I get great results with the following batter recipe, which is basically a tempura batter. Although it’s probably different than the one the restaurant uses, I get results identical to the ones achieved on the eggplant slices at Los Diamantes. It’s important to use a flour with a higher starch content, because the starch is what caramelizes when it comes into contact with the oil. I recommend a proportion of 4 parts cake flour to 1 part cornstarch. If you use all-purpose flour, increase the proportion of cornstarch somewhat. The other keys are to mix the batter at the last minute, to keep it ice cold (suspend one bowl inside another filled with ice), and to mix the flour and water just lightly with a fork. The lumpy, relatively unmixed bits of batter will then be reincarnated into tasty crunchy fried bits of love -- some consider these the best part!
Because I’ve grown up eating tempura and frying Italian-style fritto misto in the restaurants where I’ve cooked, I tend to combine veggies with my fish in my fritura (which will also make an occasional appearance at Olallie). The most recent version I made, pictured at the opening of this post, consisted of smelt, kabocha squash, onion rings, thinly sliced Meyer lemons, and capers (capers not battered). The smelts which are now available in the Bay Area come from Maine (I bought mine at Monterey Fish Market in Berkeley), but a local variety is also sometimes available.
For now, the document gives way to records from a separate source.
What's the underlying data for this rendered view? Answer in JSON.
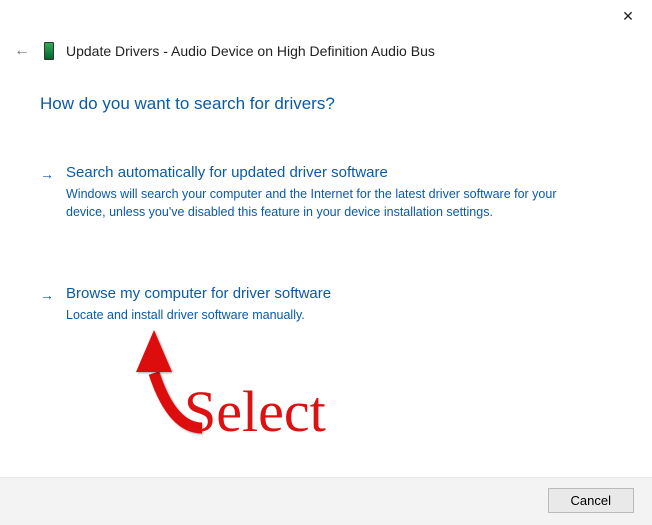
{
  "window": {
    "title": "Update Drivers - Audio Device on High Definition Audio Bus"
  },
  "heading": "How do you want to search for drivers?",
  "options": [
    {
      "title": "Search automatically for updated driver software",
      "description": "Windows will search your computer and the Internet for the latest driver software for your device, unless you've disabled this feature in your device installation settings."
    },
    {
      "title": "Browse my computer for driver software",
      "description": "Locate and install driver software manually."
    }
  ],
  "footer": {
    "cancel_label": "Cancel"
  },
  "annotation": {
    "label": "Select"
  }
}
The smelt, similar in size but milder than a sardine, is especially well-suited to frying, because its bones essentially melt when heated. You can eat the entire fish, bones and all. Smelts are very popular in France, where they're called éperlans, but I never saw them served in Spain. You can fry many kinds of fish and vegetables in this batter, so let your imagination run wild.
1 c cake flour
1/4 c cornstarch
1/2 t sea salt
1-1/3 c sparkling water
Mix dry ingredients in a bowl. When oil has reached desired temperature (360 degrees if using pure olive oil), gradually add water to the dry ingredients, lightly stirring with back of a fork (fork turned backwards). Batter will be lumpy, but that is desired (see above). Batter should be the consistency of heavy cream. Fry a test piece. If batter seems too thin, add more flour. If too thick, add water.
Fry food in batches so as not to crowd the pan. Drain on paper towels (or a brown paper bag) and season with fine sea salt.